Argyle Cheese Farmer thriving as a 150-year-old dairy business
By: Alicia Biggs
While farmers are careful not to hurry their crops, they are equally cautious about making business changes.
Those who adapt and change, developing niche markets like Argyle Cheese Farmer, are thriving. Expanding their line of products with cheeses, cheese spreads, cheesecakes, breads, Greek yogurt, gelato and most recently, cultured buttermilk, Argyle Cheese Farmer owners Marge and David Randles have sought greater rates of return for their 150-year-old dairy farm.
“Argyle Cheese Farmer is a prime example of how traditional Capital Region farmers can tap into the stored potential of their agricultural assets, whether they are cows or orchards, to enter value-added niche markets, where greater and more controllable rates of return are achievable,” Center for Economic Growth President Andrew Kennedy says. “Events such as the Washington County Cheese Tour with Wine and Beer illustrate that farmers who make this transition are doing more than just making delicious and more profitable products — they’re becoming destinations and attracting tourists into our rural areas.”
CEG’s Business Growth Solutions program, or BGS, can help Capital Region agricultural food producers smoothly and efficiently make this transition, whether it’s through site selection or lean process optimization services, as CEG did with Argyle Cheese Farmer, Kennedy said.
After Marge Randles took a cheese course in 2004, she spent the next three years making her own yogurt in the comfort of her own kitchen.

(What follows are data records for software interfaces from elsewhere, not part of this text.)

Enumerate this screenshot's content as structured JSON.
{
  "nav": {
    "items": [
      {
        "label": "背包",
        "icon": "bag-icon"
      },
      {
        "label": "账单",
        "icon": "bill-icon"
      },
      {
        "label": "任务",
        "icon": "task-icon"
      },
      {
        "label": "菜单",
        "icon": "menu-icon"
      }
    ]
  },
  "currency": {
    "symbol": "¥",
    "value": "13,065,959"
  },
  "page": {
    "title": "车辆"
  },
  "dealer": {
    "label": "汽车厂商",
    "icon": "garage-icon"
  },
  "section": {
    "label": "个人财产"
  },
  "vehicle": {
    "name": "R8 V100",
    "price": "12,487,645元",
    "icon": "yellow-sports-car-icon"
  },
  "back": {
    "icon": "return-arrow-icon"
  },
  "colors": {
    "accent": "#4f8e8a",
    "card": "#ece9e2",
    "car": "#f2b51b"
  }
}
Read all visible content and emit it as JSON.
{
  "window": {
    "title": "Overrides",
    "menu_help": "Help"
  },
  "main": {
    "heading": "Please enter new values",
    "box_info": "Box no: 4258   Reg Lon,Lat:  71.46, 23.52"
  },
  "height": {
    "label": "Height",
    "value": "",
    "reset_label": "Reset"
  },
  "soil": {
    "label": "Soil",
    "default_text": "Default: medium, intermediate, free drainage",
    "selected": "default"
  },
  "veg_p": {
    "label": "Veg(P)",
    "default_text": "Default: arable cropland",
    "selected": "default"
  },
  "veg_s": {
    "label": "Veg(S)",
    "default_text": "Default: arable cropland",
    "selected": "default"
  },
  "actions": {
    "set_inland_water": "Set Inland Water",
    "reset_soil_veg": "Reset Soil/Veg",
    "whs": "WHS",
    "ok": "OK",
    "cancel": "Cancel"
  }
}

Argyle Cheese Farmer became an official business in the fall of 2007.
“The dairy economic landscape has changed over the years and small farms like ours could not support two families into the next generation,” Marge Randles says. “We started looking for a way to produce another income stream. The rest is history.”
No synthetic hormones are used in the milk from their 50-cow herd. Argyle Cheese Farmer is the first in the area to offer yogurt in a recyclable, returnable glass container.
The Randles have increased their production, making products up to five days per week. As demand has increased, they have put on a second shift of employees, who work from 4 p.m. until the work is done, usually between 7 and 8 p.m.
The farmers markets in Troy, Saratoga, and Glens Falls offer a loyal customer base to Argyle Cheese Farmer, Marge Randles says. Products are also sold in Whole Foods, Healthy Living, and through New York City distributors.
“There is real interest in learning about how the food is made and where it is made,” Marge Randles says. Growing demand for fresh, natural and locally grown food “has helped our business grow and be more profitable. We are asked on a regular basis if folks can tour our plant. Because we process five days per week and go to markets on the sixth we do not have a lot of down time to have tours.”
The Randles open their processing plant to the public for the cheese tour the weekend after Labor Day. Some 2,000 people tour the farm in two days.
During the past five years, CEG says its Business Growth Services program on an annual average has had a $40 million impact on the region’s economy, spurred more than $16 million in sales increased, and helped companies reduce costs by $3 million. During that time, BGS has worked with 177 local manufacturers to retain 1,268 jobs and create 236 new jobs.